Earned Wage Access (“EWA”) is a growing practice that gives employees near-immediate access to wages as they are earned. Done right, EWA can help employees avoid the financial struggles and anxiety that can sometimes come with waiting for the next paycheck, and can provide a solution for employees who may otherwise turn to high-interest payday loans or wrack up late fees as bills go overdue.
The idea of paying somebody as they do their work is not particularly earth-shattering. However, “pay as you go” payroll structures have historically posed significant logistical and cashflow issues for many employers. This is especially true for small businesses, which often need to work around their own budget constraints.
This has begun to change over the past decade, as third-party EWA providers have stepped in to handle these logistical challenges – both through employers and through direct agreements with the employees.

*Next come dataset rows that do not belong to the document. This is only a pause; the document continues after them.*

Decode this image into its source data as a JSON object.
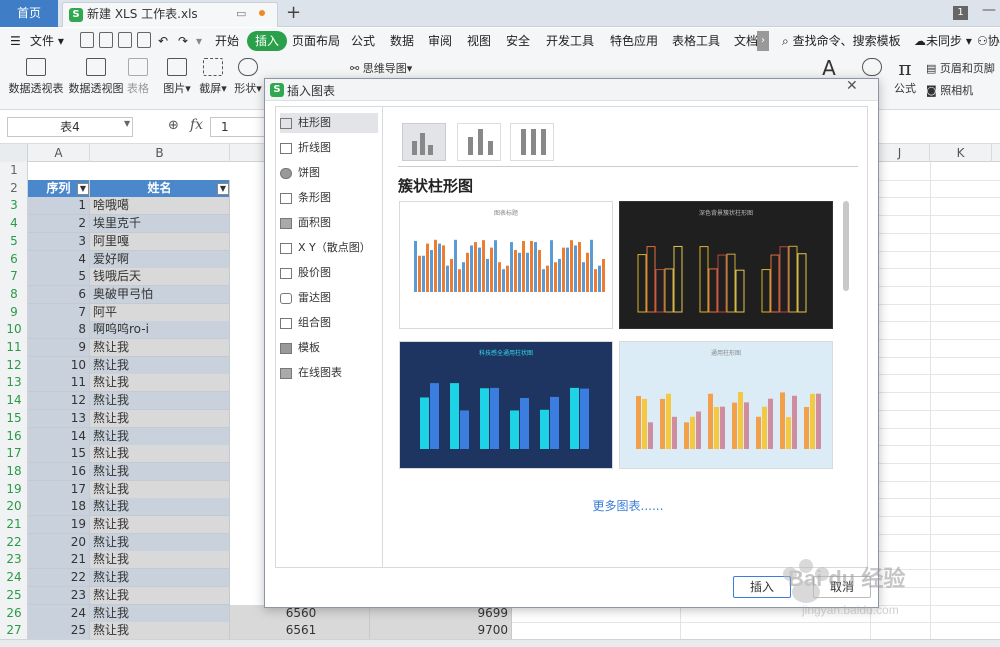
{
  "tabbar": {
    "home": "首页",
    "doc_title": "新建 XLS 工作表.xls",
    "add": "+",
    "badge": "1"
  },
  "menubar": {
    "file": "文件",
    "items": [
      "开始",
      "插入",
      "页面布局",
      "公式",
      "数据",
      "审阅",
      "视图",
      "安全",
      "开发工具",
      "特色应用",
      "表格工具",
      "文档"
    ],
    "search": "查找命令、搜索模板",
    "sync": "未同步",
    "collab": "协"
  },
  "ribbon": {
    "pivot_table": "数据透视表",
    "pivot_chart": "数据透视图",
    "table": "表格",
    "picture": "图片",
    "screenshot": "截屏",
    "shape": "形状",
    "mindmap": "思维导图",
    "header_footer": "页眉和页脚",
    "formula": "公式",
    "camera": "照相机"
  },
  "formula_bar": {
    "name_box": "表4",
    "value": "1"
  },
  "columns": {
    "A": "A",
    "B": "B",
    "J": "J",
    "K": "K"
  },
  "table": {
    "header_a": "序列",
    "header_b": "姓名",
    "rows": [
      {
        "a": "1",
        "b": "啥哦噶"
      },
      {
        "a": "2",
        "b": "埃里克千"
      },
      {
        "a": "3",
        "b": "阿里嘎"
      },
      {
        "a": "4",
        "b": "爱好啊"
      },
      {
        "a": "5",
        "b": "钱哦后天"
      },
      {
        "a": "6",
        "b": "奥破甲弓怕"
      },
      {
        "a": "7",
        "b": "阿平"
      },
      {
        "a": "8",
        "b": "啊呜呜ro-i"
      },
      {
        "a": "9",
        "b": "熬让我"
      },
      {
        "a": "10",
        "b": "熬让我"
      },
      {
        "a": "11",
        "b": "熬让我"
      },
      {
        "a": "12",
        "b": "熬让我"
      },
      {
        "a": "13",
        "b": "熬让我"
      },
      {
        "a": "14",
        "b": "熬让我"
      },
      {
        "a": "15",
        "b": "熬让我"
      },
      {
        "a": "16",
        "b": "熬让我"
      },
      {
        "a": "17",
        "b": "熬让我"
      },
      {
        "a": "18",
        "b": "熬让我"
      },
      {
        "a": "19",
        "b": "熬让我"
      },
      {
        "a": "20",
        "b": "熬让我"
      },
      {
        "a": "21",
        "b": "熬让我"
      },
      {
        "a": "22",
        "b": "熬让我"
      },
      {
        "a": "23",
        "b": "熬让我"
      },
      {
        "a": "24",
        "b": "熬让我",
        "c": "6560",
        "d": "9699"
      },
      {
        "a": "25",
        "b": "熬让我",
        "c": "6561",
        "d": "9700"
      }
    ]
  },
  "dialog": {
    "title": "插入图表",
    "chart_types": [
      "柱形图",
      "折线图",
      "饼图",
      "条形图",
      "面积图",
      "X Y（散点图）",
      "股价图",
      "雷达图",
      "组合图",
      "模板",
      "在线图表"
    ],
    "heading": "簇状柱形图",
    "thumb_titles": [
      "图表标题",
      "深色背景簇状柱形图",
      "科技感全通用柱状图",
      "通用柱形图"
    ],
    "more": "更多图表......",
    "insert_btn": "插入",
    "cancel_btn": "取消"
  },
  "watermark": {
    "brand": "Bai du 经验",
    "url": "jingyan.baidu.com"
  },
  "colors": {
    "accent_blue": "#4a87cb",
    "insert_green": "#2aa04a",
    "link_blue": "#3b7dd8"
  }
}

It is estimated that 20% of companies with majority hourly workforces will offer EWA by the end of 2023. Meanwhile, a recent survey of mostly lower-income workers found that 60% of respondents stated that they had used a third-party app to access their wages early. So with EWA and EWA providers becoming more popular, what do businesses and their employees need to know about Earned Wage Access?

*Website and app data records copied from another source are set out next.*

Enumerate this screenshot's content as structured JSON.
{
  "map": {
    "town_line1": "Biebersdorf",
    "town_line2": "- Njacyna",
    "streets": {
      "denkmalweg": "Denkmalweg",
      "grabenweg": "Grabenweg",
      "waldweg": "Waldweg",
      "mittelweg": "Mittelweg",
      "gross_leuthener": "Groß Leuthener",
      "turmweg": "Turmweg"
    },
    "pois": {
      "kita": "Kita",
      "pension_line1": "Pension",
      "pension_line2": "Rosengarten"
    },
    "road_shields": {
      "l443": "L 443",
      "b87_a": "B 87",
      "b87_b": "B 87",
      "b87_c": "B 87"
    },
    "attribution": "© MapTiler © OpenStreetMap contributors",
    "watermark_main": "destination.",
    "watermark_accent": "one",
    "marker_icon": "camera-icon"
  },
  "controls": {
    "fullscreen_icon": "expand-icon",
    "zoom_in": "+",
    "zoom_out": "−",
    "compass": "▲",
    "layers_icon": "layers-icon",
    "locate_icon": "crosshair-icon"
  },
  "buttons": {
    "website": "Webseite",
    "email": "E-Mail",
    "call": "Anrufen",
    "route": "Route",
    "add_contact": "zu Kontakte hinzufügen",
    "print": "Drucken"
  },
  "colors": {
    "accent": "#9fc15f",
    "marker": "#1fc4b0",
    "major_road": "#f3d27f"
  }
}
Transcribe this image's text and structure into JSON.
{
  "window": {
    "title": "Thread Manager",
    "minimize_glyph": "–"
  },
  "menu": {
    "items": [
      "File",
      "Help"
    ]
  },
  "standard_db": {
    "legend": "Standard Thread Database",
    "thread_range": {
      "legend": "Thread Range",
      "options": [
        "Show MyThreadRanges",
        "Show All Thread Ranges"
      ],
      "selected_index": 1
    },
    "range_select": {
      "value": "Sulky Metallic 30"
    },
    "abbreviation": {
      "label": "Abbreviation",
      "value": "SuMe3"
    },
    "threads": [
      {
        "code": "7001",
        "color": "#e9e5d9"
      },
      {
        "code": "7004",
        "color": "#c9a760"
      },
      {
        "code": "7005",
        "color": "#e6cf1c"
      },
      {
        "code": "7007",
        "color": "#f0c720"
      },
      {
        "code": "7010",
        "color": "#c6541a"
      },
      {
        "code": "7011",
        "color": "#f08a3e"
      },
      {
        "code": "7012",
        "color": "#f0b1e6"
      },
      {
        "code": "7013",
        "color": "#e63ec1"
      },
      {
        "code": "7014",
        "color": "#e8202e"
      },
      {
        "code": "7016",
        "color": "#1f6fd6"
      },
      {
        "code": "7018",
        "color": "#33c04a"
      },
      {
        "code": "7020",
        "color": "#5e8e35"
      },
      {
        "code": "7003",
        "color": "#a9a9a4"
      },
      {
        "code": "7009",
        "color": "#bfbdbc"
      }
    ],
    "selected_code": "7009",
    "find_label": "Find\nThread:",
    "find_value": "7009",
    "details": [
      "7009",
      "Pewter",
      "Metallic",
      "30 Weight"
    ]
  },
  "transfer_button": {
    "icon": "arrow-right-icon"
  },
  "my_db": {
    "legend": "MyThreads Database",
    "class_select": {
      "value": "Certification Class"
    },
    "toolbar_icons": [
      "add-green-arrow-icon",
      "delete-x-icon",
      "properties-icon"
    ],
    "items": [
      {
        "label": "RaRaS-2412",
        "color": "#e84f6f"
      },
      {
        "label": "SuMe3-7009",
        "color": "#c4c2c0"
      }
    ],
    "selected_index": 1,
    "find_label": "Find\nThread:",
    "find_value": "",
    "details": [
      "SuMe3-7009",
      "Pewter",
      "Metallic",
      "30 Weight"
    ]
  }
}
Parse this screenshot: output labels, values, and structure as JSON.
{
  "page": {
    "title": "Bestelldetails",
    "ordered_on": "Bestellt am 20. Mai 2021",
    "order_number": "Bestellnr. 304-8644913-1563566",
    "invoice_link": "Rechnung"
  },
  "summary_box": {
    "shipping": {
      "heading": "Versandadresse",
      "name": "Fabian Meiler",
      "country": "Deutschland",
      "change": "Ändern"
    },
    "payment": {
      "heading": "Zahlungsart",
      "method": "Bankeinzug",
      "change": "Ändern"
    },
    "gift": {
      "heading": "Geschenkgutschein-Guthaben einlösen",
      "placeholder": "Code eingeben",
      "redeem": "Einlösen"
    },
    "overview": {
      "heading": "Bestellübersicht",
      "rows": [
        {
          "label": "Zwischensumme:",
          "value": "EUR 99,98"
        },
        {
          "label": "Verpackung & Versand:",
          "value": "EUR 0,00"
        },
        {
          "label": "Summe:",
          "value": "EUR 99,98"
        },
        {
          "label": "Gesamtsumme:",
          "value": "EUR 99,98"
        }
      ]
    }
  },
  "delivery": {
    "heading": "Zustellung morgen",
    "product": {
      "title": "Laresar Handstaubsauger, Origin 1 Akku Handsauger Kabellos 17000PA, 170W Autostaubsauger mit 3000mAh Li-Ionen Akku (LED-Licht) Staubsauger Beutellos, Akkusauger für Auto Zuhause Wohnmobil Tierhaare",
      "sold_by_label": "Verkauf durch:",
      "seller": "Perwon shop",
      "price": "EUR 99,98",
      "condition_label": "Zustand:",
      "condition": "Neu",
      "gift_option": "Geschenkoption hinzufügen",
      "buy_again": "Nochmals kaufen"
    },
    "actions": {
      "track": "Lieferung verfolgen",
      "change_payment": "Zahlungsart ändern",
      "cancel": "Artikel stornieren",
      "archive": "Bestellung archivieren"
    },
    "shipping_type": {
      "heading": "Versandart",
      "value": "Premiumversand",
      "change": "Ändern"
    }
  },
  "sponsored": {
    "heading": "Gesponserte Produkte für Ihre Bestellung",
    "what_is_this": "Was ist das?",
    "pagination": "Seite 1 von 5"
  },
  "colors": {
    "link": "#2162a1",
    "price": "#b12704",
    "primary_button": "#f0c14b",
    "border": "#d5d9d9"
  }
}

What is Earned Wage Access and How Does it Work?
EWA is the ability for employees to access their wages as the wages are earned, rather than waiting for a set pay cycle. EWA comes in two forms:

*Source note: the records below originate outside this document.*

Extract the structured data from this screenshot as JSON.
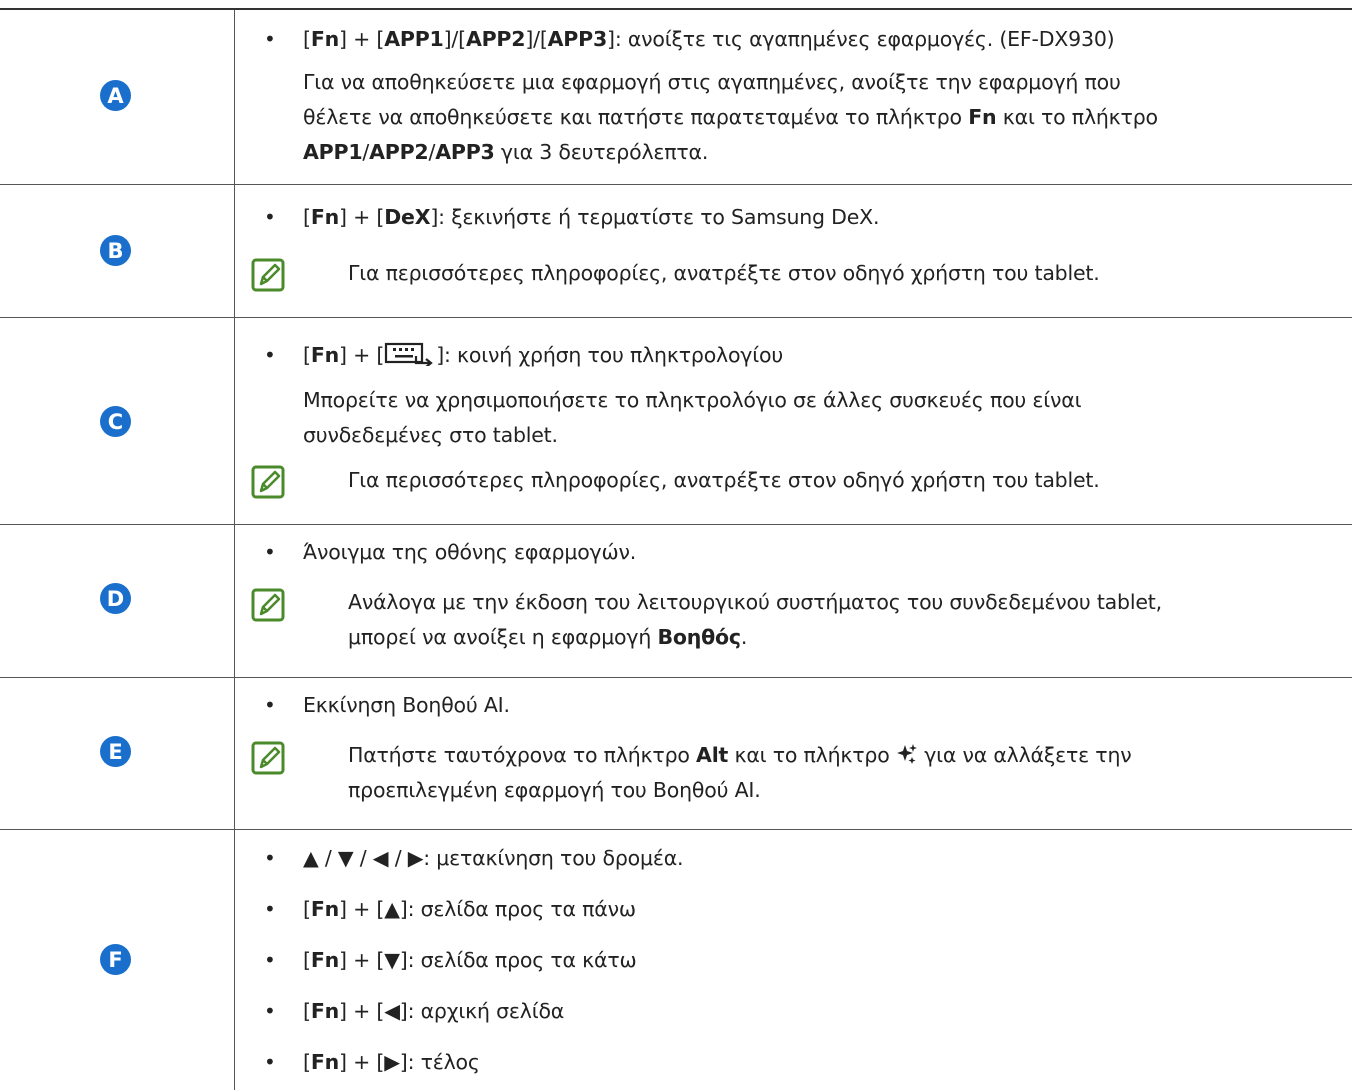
{
  "rows": [
    {
      "badge": "A",
      "line1": {
        "p1": "[",
        "fn": "Fn",
        "p2": "] + [",
        "a1": "APP1",
        "p3": "]/[",
        "a2": "APP2",
        "p4": "]/[",
        "a3": "APP3",
        "p5": "]: ανοίξτε τις αγαπημένες εφαρμογές. (EF-DX930)"
      },
      "line2": "Για να αποθηκεύσετε μια εφαρμογή στις αγαπημένες, ανοίξτε την εφαρμογή που",
      "line3": {
        "t1": "θέλετε να αποθηκεύσετε και πατήστε παρατεταμένα το πλήκτρο ",
        "fn": "Fn",
        "t2": " και το πλήκτρο"
      },
      "line4": {
        "a1": "APP1",
        "s1": "/",
        "a2": "APP2",
        "s2": "/",
        "a3": "APP3",
        "t": " για 3 δευτερόλεπτα."
      }
    },
    {
      "badge": "B",
      "line1": {
        "p1": "[",
        "fn": "Fn",
        "p2": "] + [",
        "dex": "DeX",
        "p3": "]: ξεκινήστε ή τερματίστε το Samsung DeX."
      },
      "note": "Για περισσότερες πληροφορίες, ανατρέξτε στον οδηγό χρήστη του tablet."
    },
    {
      "badge": "C",
      "line1": {
        "p1": "[",
        "fn": "Fn",
        "p2": "] + [",
        "p3": "]: κοινή χρήση του πληκτρολογίου"
      },
      "line2": "Μπορείτε να χρησιμοποιήσετε το πληκτρολόγιο σε άλλες συσκευές που είναι",
      "line3": "συνδεδεμένες στο tablet.",
      "note": "Για περισσότερες πληροφορίες, ανατρέξτε στον οδηγό χρήστη του tablet."
    },
    {
      "badge": "D",
      "line1": "Άνοιγμα της οθόνης εφαρμογών.",
      "note1": "Ανάλογα με την έκδοση του λειτουργικού συστήματος του συνδεδεμένου tablet,",
      "note2": {
        "t": "μπορεί να ανοίξει η εφαρμογή ",
        "b": "Βοηθός",
        "end": "."
      }
    },
    {
      "badge": "E",
      "line1": "Εκκίνηση Βοηθού AI.",
      "note1": {
        "t1": "Πατήστε ταυτόχρονα το πλήκτρο ",
        "alt": "Alt",
        "t2": " και το πλήκτρο ",
        "t3": " για να αλλάξετε την"
      },
      "note2": "προεπιλεγμένη εφαρμογή του Βοηθού AI."
    },
    {
      "badge": "F",
      "items": [
        {
          "pre": "",
          "fn": "",
          "text": "▲ / ▼ / ◀ / ▶: μετακίνηση του δρομέα."
        },
        {
          "pre": "[",
          "fn": "Fn",
          "text": "] + [▲]: σελίδα προς τα πάνω"
        },
        {
          "pre": "[",
          "fn": "Fn",
          "text": "] + [▼]: σελίδα προς τα κάτω"
        },
        {
          "pre": "[",
          "fn": "Fn",
          "text": "] + [◀]: αρχική σελίδα"
        },
        {
          "pre": "[",
          "fn": "Fn",
          "text": "] + [▶]: τέλος"
        }
      ]
    }
  ],
  "bullet": "•",
  "colors": {
    "badge": "#1a6fcc",
    "note_icon": "#4a8a2a"
  }
}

- Employer-Sponsored EWA
- Similar to working with a third-party payroll processor. An employer contracts with a provider to implement EWA directly into the employer’s payroll system.The provider pays employees up front and is later reimbursed by the employer on the regularly scheduled payday.
- The employer usually pays a fee for the EWA services, with a variety of business models and pay structures available.
- Direct-to-Consumer EWA
- Similar to “payday loans” – with many of the same potential risks. The employee contracts directly with the EWA provider, usually through a mobile app, with no involvement by the employer.The employee provides timesheets or paystubs, and the provider pays the employee as wages accrue. On payday, the provider debits the already-paid wages from the employee’s bank account.
- The employee pays the EWA provider’s fees. In many cases, the fees for Direct-to-Consumer EWAs take the form of high interest charges.
How are Earned Wage Access Programs Regulated?
The regulation of EWA programs is still in its infancy. Though the concept of “pay as you go” is not new, modern EWA providers only started appearing in the early 2010s, and regulations have not yet caught up. For employers, this means that there are relatively few compliance concerns specific to starting an EWA program. As EWA programs grow in popularity, however, they have begun to catch the attention of state and federal lawmakers, and the regulatory landscape may soon be changing.
There are currently no federal laws or regulations that directly address either type of EWA. However, the Consumer Financial Protection Bureau (“CFPB”) released a 2020 Advisory Opinion stating that qualifying Employer-Sponsored EWAs are not a form of “credit” subject to the Truth in Lending Act, as long as employees are not required to pay for the program and the program itself satisfies certain other requirements.
This opinion does not address the treatment of non-qualifying EWAs. Further, the treatment of qualified EWAs under other, similar laws is unclear, including the Consumer Financial Protection Act or the Equal Credit Opportunity Act. The CFPB has acknowledged these issues and has stated that it will reexamine its stance in the future, but has provided no timeline for when we may see new federal regulations.
Ohio does not yet regulate Earned Wage Access. As of this writing, only two states have actually enacted legislation expressly addressing EWAs – Nevada and Missouri. However, many other state legislatures have begun to introduce bills focused on EWAs. As of now, there is no universal or model approach for what state regulation of EWAs should or will look like.
Even without regulations that specifically address EWAs, employer-sponsored EWA programs must still comply with general labor and employment laws, including those affecting payroll, employee benefits, direct deposit, and withholding. An employer’s agreement with a third-party EWA provider should clearly address whose responsibility it is to handle these various concerns – as well as what to do if and when new laws directly affecting EWAs are introduced.
EWA programs offer a lot of potential benefits to both businesses and employees, but the law surrounding them continues to evolve. Even without direct regulation, there are still many other legal considerations that go into a company’s decision to adopt an EWA program. Businesses that implement EWA must also stay informed as new laws and regulations come into effect.